Plantar fasciitis is a painful inflammatory condition of the foot caused by excessive wear to the plantar fascia – the thick connective tissue which supports the arch of the foot, and usually caused by a sudden significant increase in running mileage, running in old and/or unsupportive shoes, or by biomechanical flaws that cause excessive pronation (foot rolls excessively inward). The pain is normally felt on the underside of the heel, and is often most intense upon getting up in the morning. This condition can also be caused by long periods of weight bearing or sudden changes in weight bearing activity, sudden weight gain, obesity, jobs that require a significant amount of walking on hard surfaces, shoes with little or no arch support, and even long-term inactivity.
Common Treatment Protocols for Plantar Fasciitis.
Many different treatments have been effective; however, plantar fasciitis left untreated may last up to a year or longer, so don’t ignore it or pretend it’s not there.

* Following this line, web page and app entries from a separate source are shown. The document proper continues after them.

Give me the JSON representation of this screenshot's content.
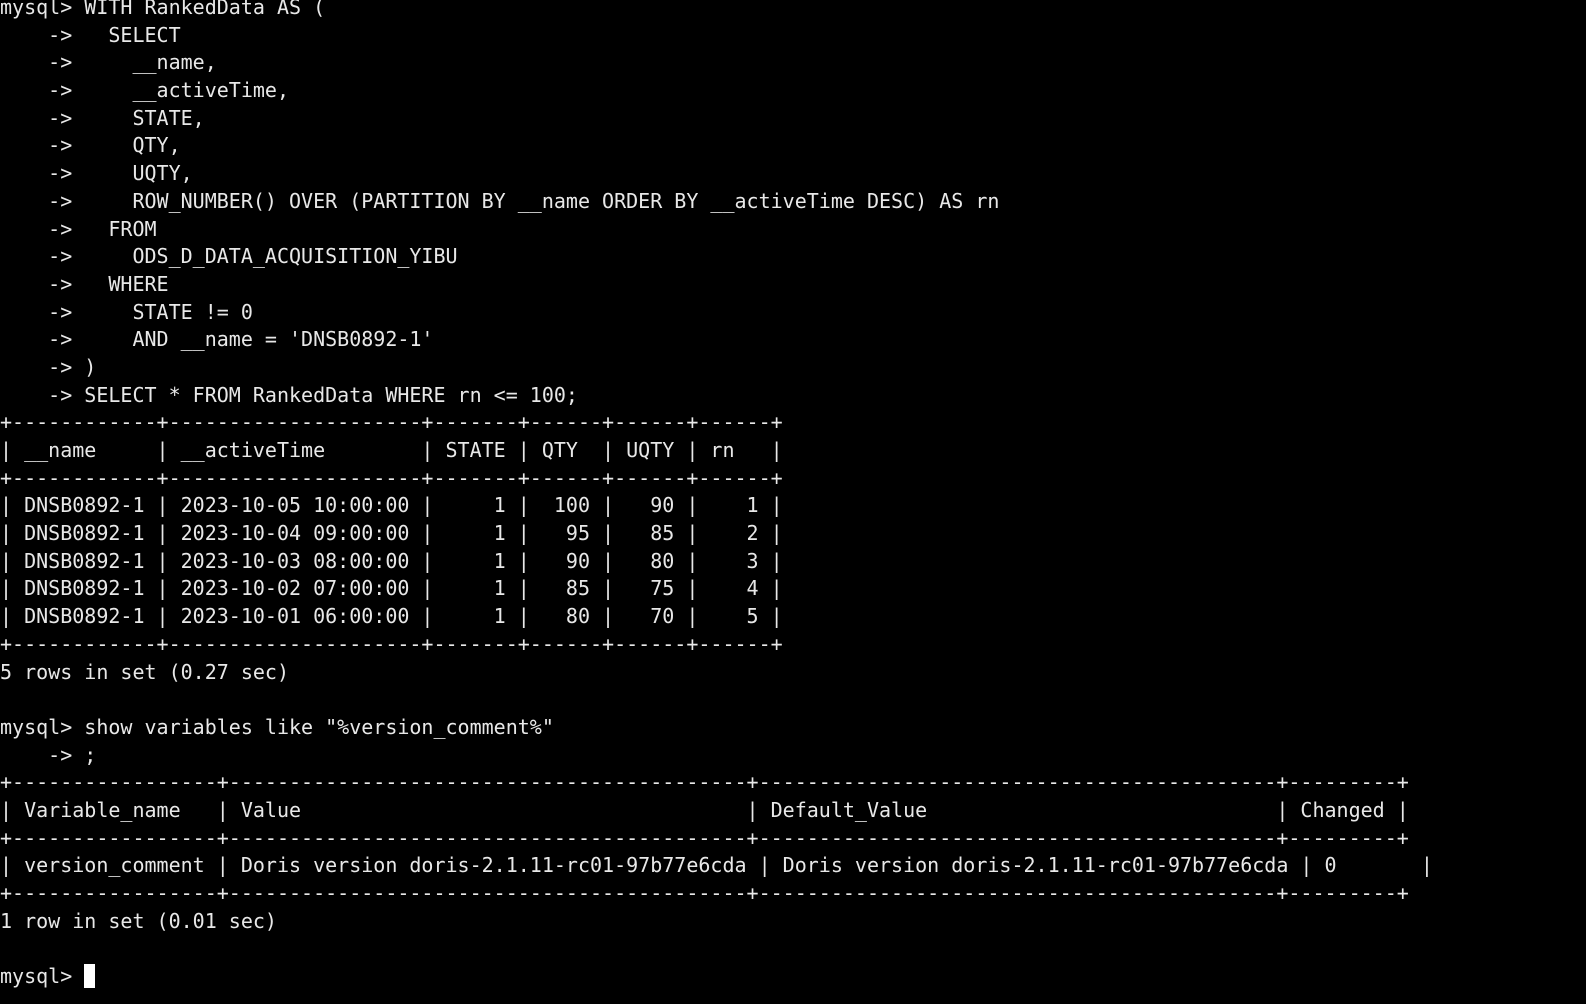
{
  "terminal": {
    "background": "#000000",
    "foreground": "#e8e8e8",
    "prompt": "mysql> ",
    "lines": [
      "mysql> WITH RankedData AS (",
      "    ->   SELECT",
      "    ->     __name,",
      "    ->     __activeTime,",
      "    ->     STATE,",
      "    ->     QTY,",
      "    ->     UQTY,",
      "    ->     ROW_NUMBER() OVER (PARTITION BY __name ORDER BY __activeTime DESC) AS rn",
      "    ->   FROM",
      "    ->     ODS_D_DATA_ACQUISITION_YIBU",
      "    ->   WHERE",
      "    ->     STATE != 0",
      "    ->     AND __name = 'DNSB0892-1'",
      "    -> )",
      "    -> SELECT * FROM RankedData WHERE rn <= 100;",
      "+------------+---------------------+-------+------+------+------+",
      "| __name     | __activeTime        | STATE | QTY  | UQTY | rn   |",
      "+------------+---------------------+-------+------+------+------+",
      "| DNSB0892-1 | 2023-10-05 10:00:00 |     1 |  100 |   90 |    1 |",
      "| DNSB0892-1 | 2023-10-04 09:00:00 |     1 |   95 |   85 |    2 |",
      "| DNSB0892-1 | 2023-10-03 08:00:00 |     1 |   90 |   80 |    3 |",
      "| DNSB0892-1 | 2023-10-02 07:00:00 |     1 |   85 |   75 |    4 |",
      "| DNSB0892-1 | 2023-10-01 06:00:00 |     1 |   80 |   70 |    5 |",
      "+------------+---------------------+-------+------+------+------+",
      "5 rows in set (0.27 sec)",
      "",
      "mysql> show variables like \"%version_comment%\"",
      "    -> ;",
      "+-----------------+-------------------------------------------+-------------------------------------------+---------+",
      "| Variable_name   | Value                                     | Default_Value                             | Changed |",
      "+-----------------+-------------------------------------------+-------------------------------------------+---------+",
      "| version_comment | Doris version doris-2.1.11-rc01-97b77e6cda | Doris version doris-2.1.11-rc01-97b77e6cda | 0       |",
      "+-----------------+-------------------------------------------+-------------------------------------------+---------+",
      "1 row in set (0.01 sec)",
      ""
    ],
    "final_prompt": "mysql> "
  }
}
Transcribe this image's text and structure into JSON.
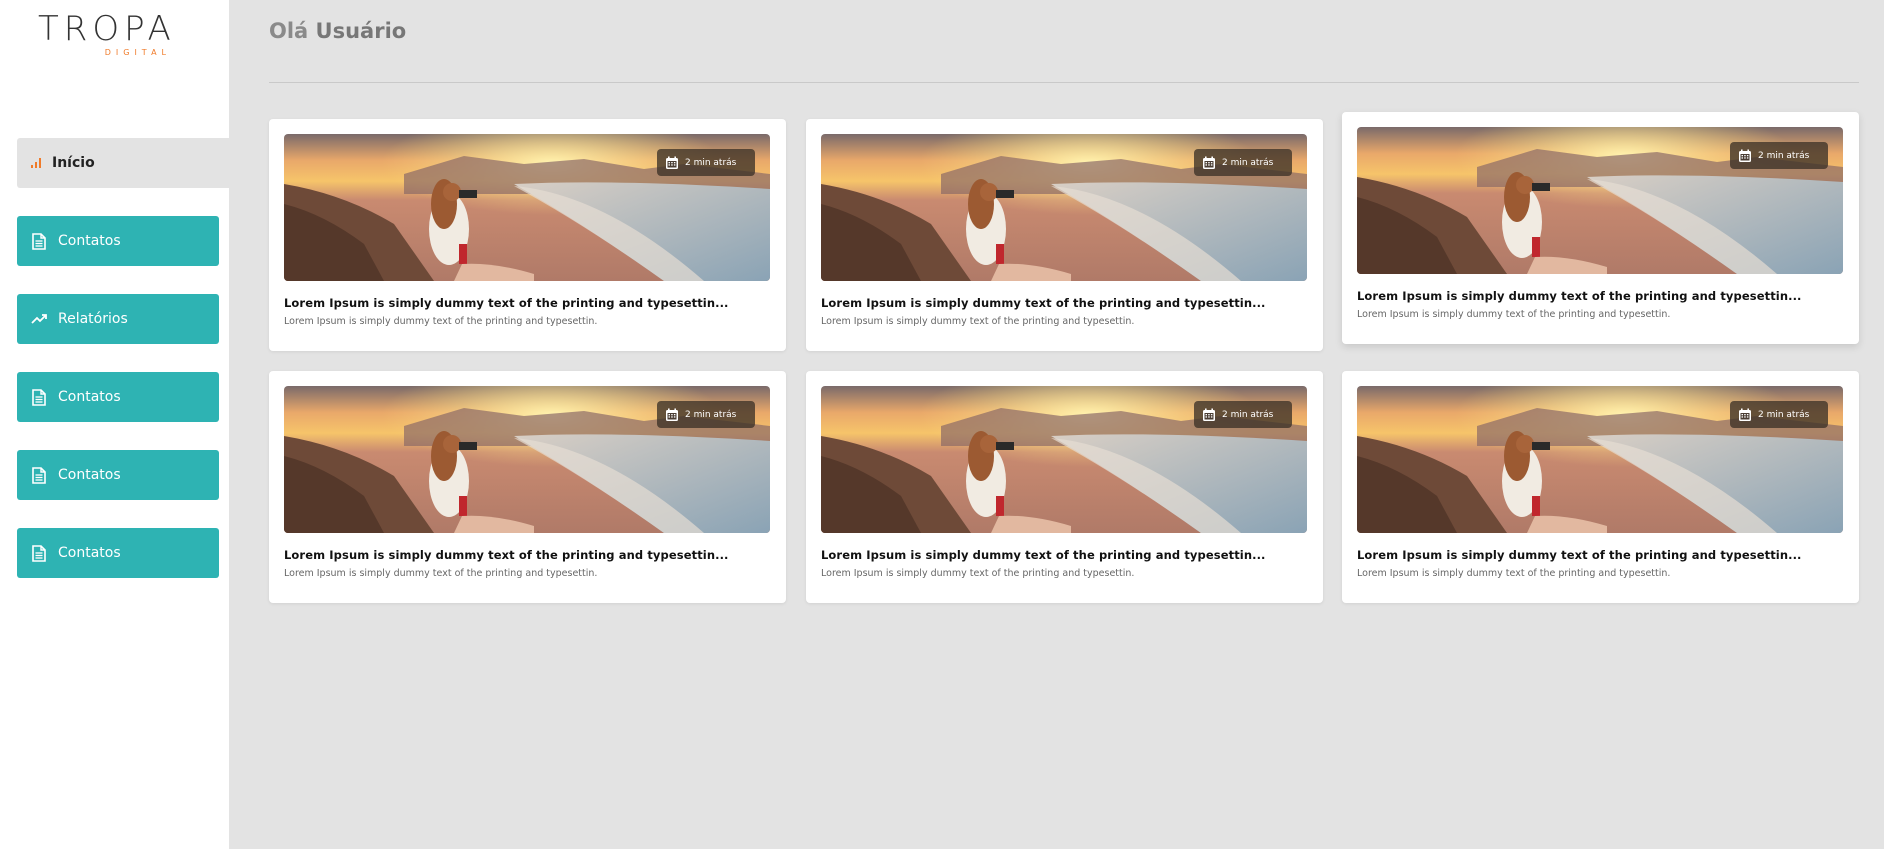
{
  "brand": {
    "logo_text": "TROPA",
    "logo_sub": "DIGITAL",
    "accent": "#f07b2a",
    "teal": "#2eb3b3"
  },
  "header": {
    "greeting": "Olá",
    "user": "Usuário"
  },
  "sidebar": {
    "items": [
      {
        "label": "Início",
        "icon": "bar-chart-icon",
        "active": true
      },
      {
        "label": "Contatos",
        "icon": "document-icon"
      },
      {
        "label": "Relatórios",
        "icon": "trending-up-icon"
      },
      {
        "label": "Contatos",
        "icon": "document-icon"
      },
      {
        "label": "Contatos",
        "icon": "document-icon"
      },
      {
        "label": "Contatos",
        "icon": "document-icon"
      }
    ]
  },
  "cards": [
    {
      "time": "2 min atrás",
      "title": "Lorem Ipsum is simply dummy text of the printing and typesettin...",
      "description": "Lorem Ipsum is simply dummy text of the printing and typesettin."
    },
    {
      "time": "2 min atrás",
      "title": "Lorem Ipsum is simply dummy text of the printing and typesettin...",
      "description": "Lorem Ipsum is simply dummy text of the printing and typesettin."
    },
    {
      "time": "2 min atrás",
      "title": "Lorem Ipsum is simply dummy text of the printing and typesettin...",
      "description": "Lorem Ipsum is simply dummy text of the printing and typesettin."
    },
    {
      "time": "2 min atrás",
      "title": "Lorem Ipsum is simply dummy text of the printing and typesettin...",
      "description": "Lorem Ipsum is simply dummy text of the printing and typesettin."
    },
    {
      "time": "2 min atrás",
      "title": "Lorem Ipsum is simply dummy text of the printing and typesettin...",
      "description": "Lorem Ipsum is simply dummy text of the printing and typesettin."
    },
    {
      "time": "2 min atrás",
      "title": "Lorem Ipsum is simply dummy text of the printing and typesettin...",
      "description": "Lorem Ipsum is simply dummy text of the printing and typesettin."
    }
  ]
}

Initial treatment includes stretching of the Achilles tendon and plantar fascia, keeping off the foot as much as possible, weight loss, arch support and heel lifts, ice “rolling” therapy (which I’ll describe below), and taping. Difficult cases may be referred for Physiotherapy. Common physiotherapies include myofascial release, “breaking up” the scar tissue of the plantar fascia, and supervised stretching. Extra attention should focus on ensuring that shoes with adequate support and stability are worn – at all times. Avoid open-back shoes, sandals, “flip-flops,” any shoes without some (raised) heel, as well as high heel shoes such as stilettos. To relieve pain and inflammation, non-steroidal anti-inflammatory drugs (NSAIDs) such as aspirin and ibuprofen may be taken; however, the benefits are very limited, basically just “mask” the problem temporarily, and can cause further damage due to inattentiveness or early resumption of training. Eliminate or reduce activities which place more pressure on the balls of the feet because of the added pressure placed on the plantar fascia. Although this may seem counter-intuitive because the pain is normally within the heel area, the heel is sensitive to almost any pressure, therefore, this causes some people start walking on the balls of their feet and increasing tension on the fascia.

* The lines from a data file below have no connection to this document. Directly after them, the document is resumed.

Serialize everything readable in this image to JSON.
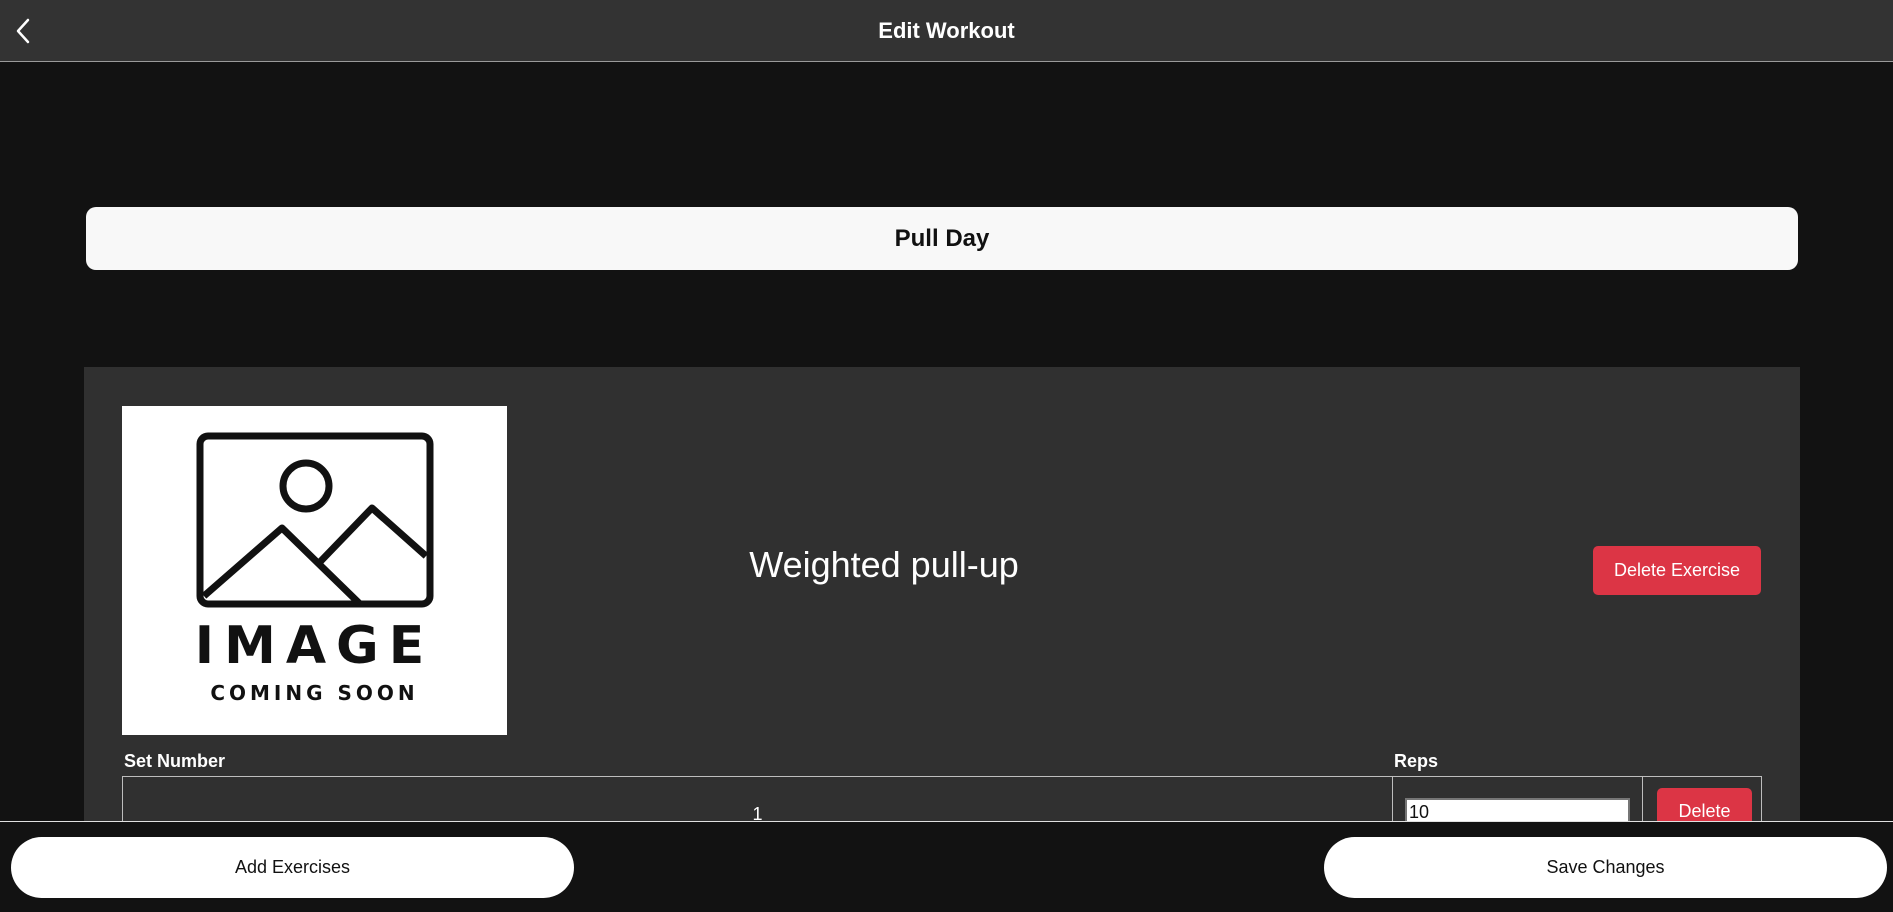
{
  "header": {
    "title": "Edit Workout",
    "back_icon": "chevron-left-icon"
  },
  "workout": {
    "name": "Pull Day"
  },
  "exercise": {
    "image": {
      "icon": "image-placeholder-icon",
      "big_text": "IMAGE",
      "small_text": "COMING SOON"
    },
    "name": "Weighted pull-up",
    "delete_label": "Delete Exercise",
    "sets_table": {
      "columns": [
        "Set Number",
        "Reps"
      ],
      "rows": [
        {
          "set_number": "1",
          "reps": "10",
          "delete_label": "Delete"
        }
      ]
    }
  },
  "footer": {
    "add_label": "Add Exercises",
    "save_label": "Save Changes"
  },
  "colors": {
    "background": "#121212",
    "header": "#333333",
    "card": "#303030",
    "danger": "#dc3545"
  }
}
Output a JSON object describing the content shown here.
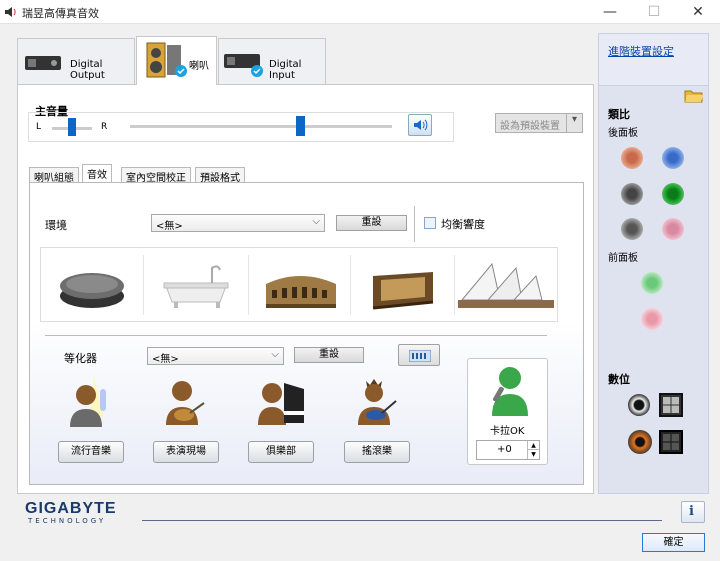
{
  "window": {
    "title": "瑞昱高傳真音效"
  },
  "device_tabs": [
    {
      "label": "Digital Output"
    },
    {
      "label": "喇叭"
    },
    {
      "label": "Digital Input"
    }
  ],
  "right_panel": {
    "advanced_link": "進階裝置設定",
    "analog_title": "類比",
    "rear_label": "後面板",
    "front_label": "前面板",
    "digital_title": "數位"
  },
  "volume": {
    "title": "主音量",
    "left": "L",
    "right": "R",
    "default_button": "設為預設裝置"
  },
  "sub_tabs": [
    {
      "label": "喇叭組態"
    },
    {
      "label": "音效"
    },
    {
      "label": "室內空間校正"
    },
    {
      "label": "預設格式"
    }
  ],
  "environment": {
    "label": "環境",
    "value": "<無>",
    "reset": "重設",
    "loudness": "均衡響度"
  },
  "equalizer": {
    "label": "等化器",
    "value": "<無>",
    "reset": "重設"
  },
  "presets": [
    {
      "label": "流行音樂"
    },
    {
      "label": "表演現場"
    },
    {
      "label": "俱樂部"
    },
    {
      "label": "搖滾樂"
    }
  ],
  "karaoke": {
    "label": "卡拉OK",
    "value": "+0"
  },
  "brand": {
    "name": "GIGABYTE",
    "sub": "TECHNOLOGY"
  },
  "ok_button": "確定",
  "colors": {
    "accent": "#0b66c6",
    "panel": "#dfe3f0",
    "link": "#0645ad"
  }
}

Local injections of corticosteroids may provide temporary or even (in milder cases) permanent relief. These injections are often quite painful, especially if a local anesthetic is not used. Injections are often more effective when ultrasound therapy is also utilized simultaneously. However, problems of actual ruptures within the fascia have been reported in some cases of repeated steroid injections, potentially causing long-term or even permanent damage to the plantar fascia. Therefore, individual foot anatomy, total health history of the feet, and short vs. long-term benefits should be scrutinized before repetitive injection therapy is considered.
In cases of chronic plantar fasciitis of 10 months or longer, success with stretch therapy have been fairly common. Early morning pain can be reduced significantly by stretching the plantar fascia and Achilles tendon before getting out of bed. Night splints can be used to keep the foot in a dorsi-flexed (toes pointing upward (towards the shin)) during sleep to increase calf muscle flexibility and (in most cases) decrease morning pain.

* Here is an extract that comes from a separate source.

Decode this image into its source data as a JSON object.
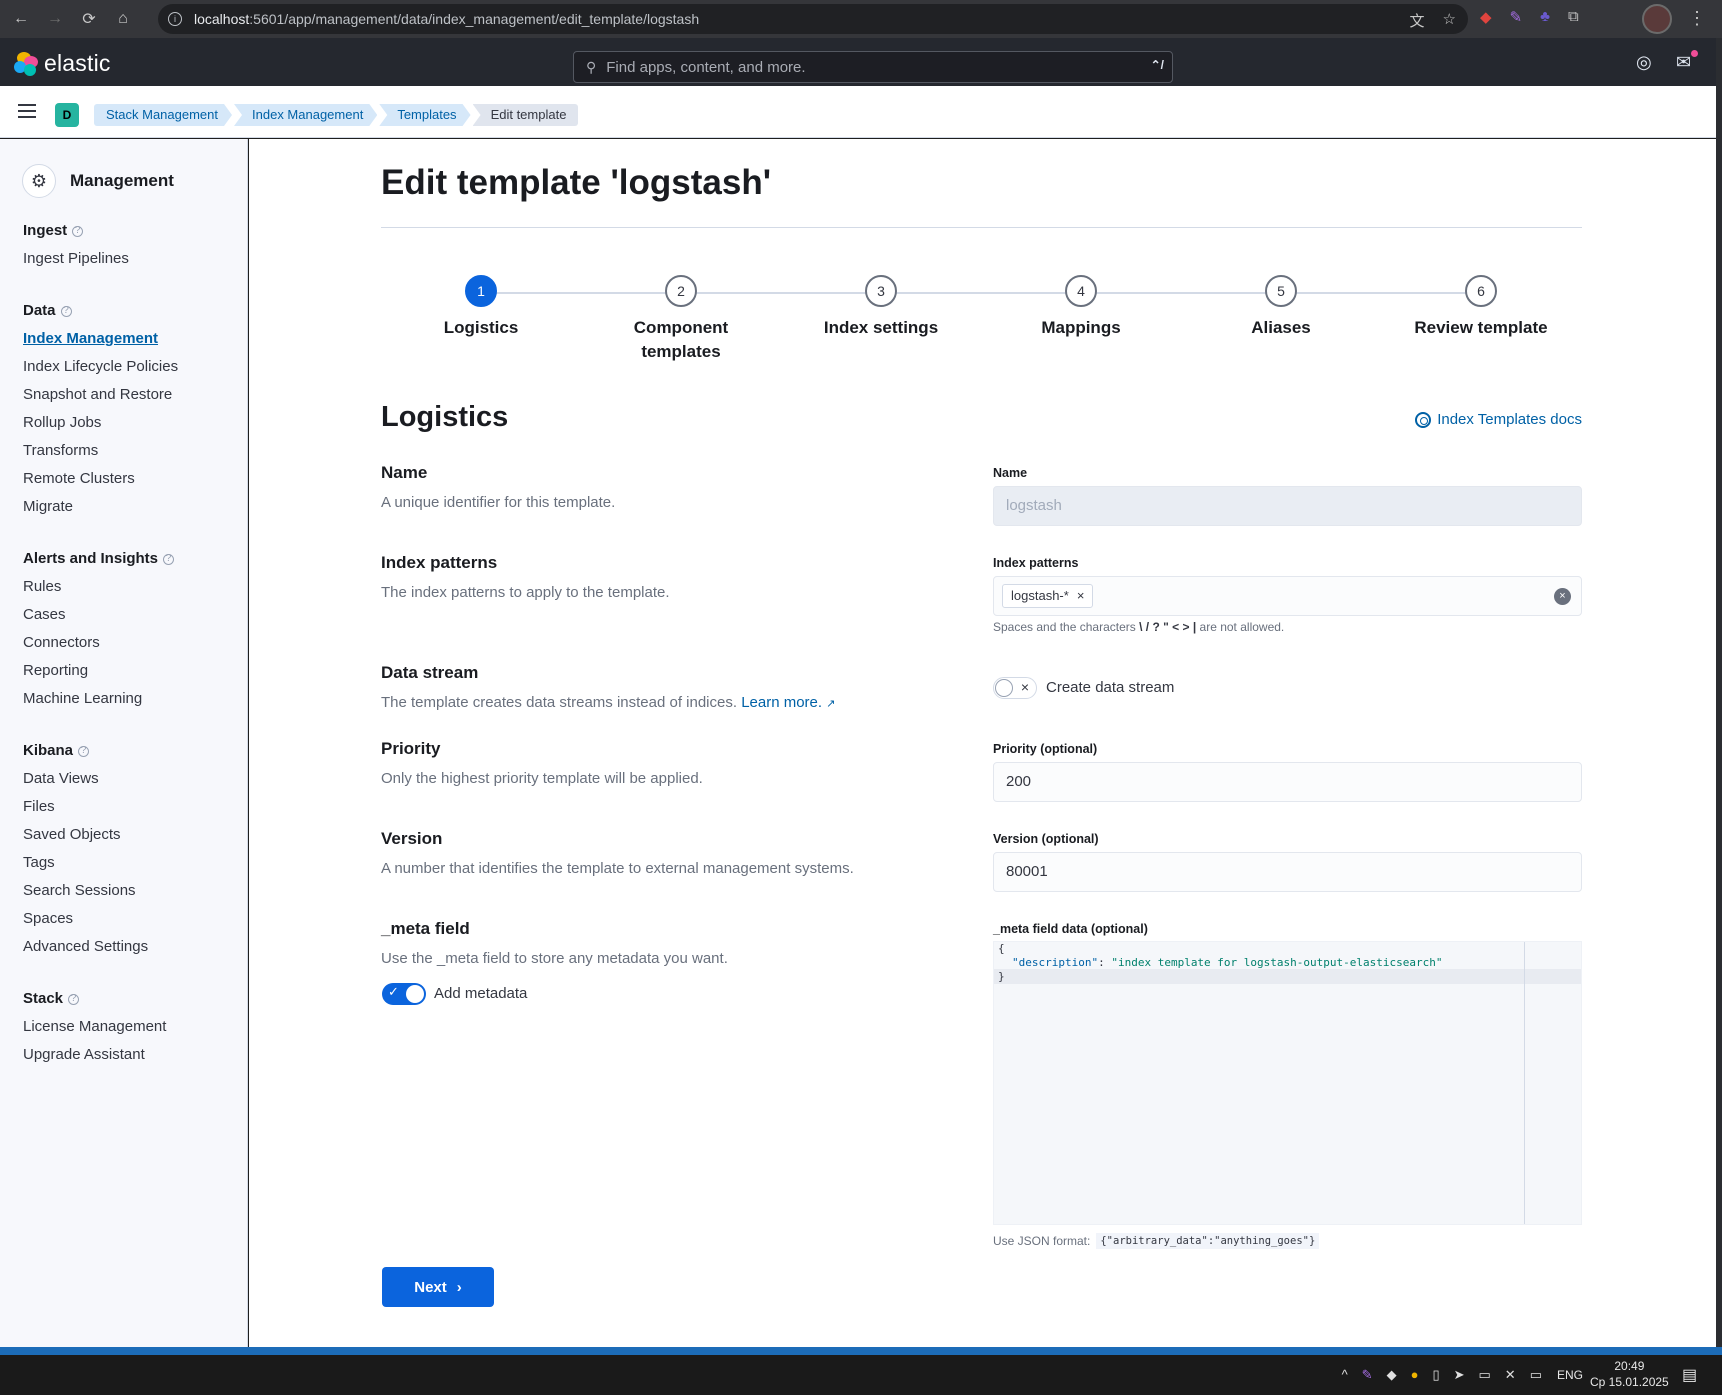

Another useful method I always prescribe is to roll a frozen bottle of water under the foot – in a back-and-forth motion. This stretches and ice massages the fascia simultaneously.
Regardless of the severity of this condition, once you realize or have been diagnosed with it, I cannot overemphasize the importance of taking time off from running, plyometric, or any other root causes, be patient, and “let it go”. If you have races or events on the near or short-term calendar, let them go. Otherwise, instead of being down for 2-3 weeks, the outcome is normally 6-12 months – your choice!